When a thumbs up was being given in its Monetary Policy Report, the Reserve Bank of India, has stated that the impact on inflation trajectory could be for a short term, with implementation of the GST. This is because on the CPI inflation, it would not be having any material impact.
The report has stated that transportation costs would be cut down, rigidities in supply chain would be reduced and costs would be trimmed in general with improvisation in productivity, while a unified market for services and goods is being created in the country. On the inflation trajectory, a pass-through that is short lived could also be produced, states the report.
In the meeting held recently by the GST Council, the RBI has stated that the dual rate structure with a low rate of 12 percent and a standard rate of 18 percent could impact inflation but it would be minimal. General consensus arrived at the meeting is that if the standard GST is 18 percent then it would result in moderate impact on the consumer price inflation.
Some more studies indicate that short term inflation would be fuel, with the GST implementation. GST rates start at 5 percent and taxation services at movie houses, restaurant etc are 18 percent which are bound to increase prices. Also under the GST ambit, products like petroleum and liquor are not covered, which is definitely a problem according to many experts. According to them these two products a sources are responsible for this as crony capitalists need some extra time to funnel away their black money till the time the GST makes a promise of widening the population that is paying tax.
Certain economists are of the view that the real estate market would be impacted negatively with GST implementation in India. Not only would it make new homes more expensive by 8 percent but at the same time reduce demand for real estate by around 12 percent. Further, there are other economists that state that the State GST and Central GST are nothing but mere new names for CST, VAT, Service Tax and Central Excise Tax.
What Is A Constitutional Amendment?
A modification made in the constitution of a state or nation is termed as constitutional amendment. Alteration in
constitution’s text is done in many jurisdictions, while in others no changes are done in the text. However whatever amendments are made they do change effect of the text. As far as the Constitution of India is concerned, it is in Part XX – Article 368 that the amendment in the constitution procedure is laid down. The process in which changes to the supreme law or fundamental law of the nation is made, is termed as amendment of the Constitution of India. The Constitution’s sanctity is ensured, with this procedure. Besides this a check is maintained on the Parliament of India’s arbitrary power as well.
At times, there could be conflicts between the Parliament and Supreme Court, in which the Parliament wishes to exercise discretionary use of power for amending the Constitution, and the Supreme Courts does not want the Constitution to exercise that power. In such a case imposition of limitations may be done on the Constitution’s amending power. To check out legality or validity of the amendments, various doctrines are laid down by the Supreme Court.
As compared to Constitutions of other countries, provision for a distinctive process of amendment is made by the Constitution of India which is partly rigid and partly flexible. In the amending process, the Constitution of India provides for a variety. In either House of Parliament, a bill is introduced as part of initiation of amendment of the Constitution.

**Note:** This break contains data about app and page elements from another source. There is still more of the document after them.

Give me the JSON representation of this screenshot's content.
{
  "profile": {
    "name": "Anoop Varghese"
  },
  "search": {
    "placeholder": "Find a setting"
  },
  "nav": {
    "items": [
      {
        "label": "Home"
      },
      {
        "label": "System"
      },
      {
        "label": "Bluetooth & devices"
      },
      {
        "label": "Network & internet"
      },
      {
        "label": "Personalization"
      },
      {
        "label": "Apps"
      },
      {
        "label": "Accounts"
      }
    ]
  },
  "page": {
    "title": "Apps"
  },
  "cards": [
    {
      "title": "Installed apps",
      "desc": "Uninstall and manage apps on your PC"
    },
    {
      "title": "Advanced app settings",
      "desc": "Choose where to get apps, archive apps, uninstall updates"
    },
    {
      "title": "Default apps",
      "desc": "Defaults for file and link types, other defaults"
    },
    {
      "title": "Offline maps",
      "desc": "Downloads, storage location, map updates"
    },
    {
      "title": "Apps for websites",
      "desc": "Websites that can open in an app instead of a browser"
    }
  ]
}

After this, depending upon the majority of total membership of each of the houses, the Bill is then passed. The majority should not be less than two thirds of the House members, giving votes and present during the voting session. If the two houses disagree, no provision is made for a joint-sitting. The required majority then passes the Bill to the President, after when he provides his approval to the Bill. If in case any changes have to be made in any provisions mentioned in the amendment then, Legislatures of not less than one-half of the States, will ratify the amendment first, after which it process to the President for his approval.
What Are The Finer Points In The Implementation Of The Bill?
It was actually in the year 2000 that the then government had first announced the GST. Now after seventeen long years, GST has now become a reality. July 01, 2017 was the date set for its final implementation. The Rajya Sabha had passed the bill first on August 3, 2016. In the Constitution’s 122nd amendment, GST had been introduced. The proposed GST Bill underwent a lot of changes besides regulations and rules pertaining to it.
Before the Goods and Services Tax – GST was implemented, on July 01,2017, a number of committees had been set up for evaluating its feasibility first and then to go ahead with the implementation. There were a number of fine points that were considered.
One major problem was of separating the taxation powers of both the Centre and the States which had resulted into SGST and CGST.
The other point of consideration was whether GST can be applied on imports as well as well along with the Basic Customs Duty. This was because Basic Customs Duty has not been scrapped.
Another fine point in the implementation of the Bill is whether the GST has to be made applicable at the point when sale takes place. In comparison to the GST, Excise Duties are taxed at the point of origin, while Value Added Tax – VAT is a tax that is destination-based.
Another fine point in GST implementation has been, workings involved in the IGST implementation.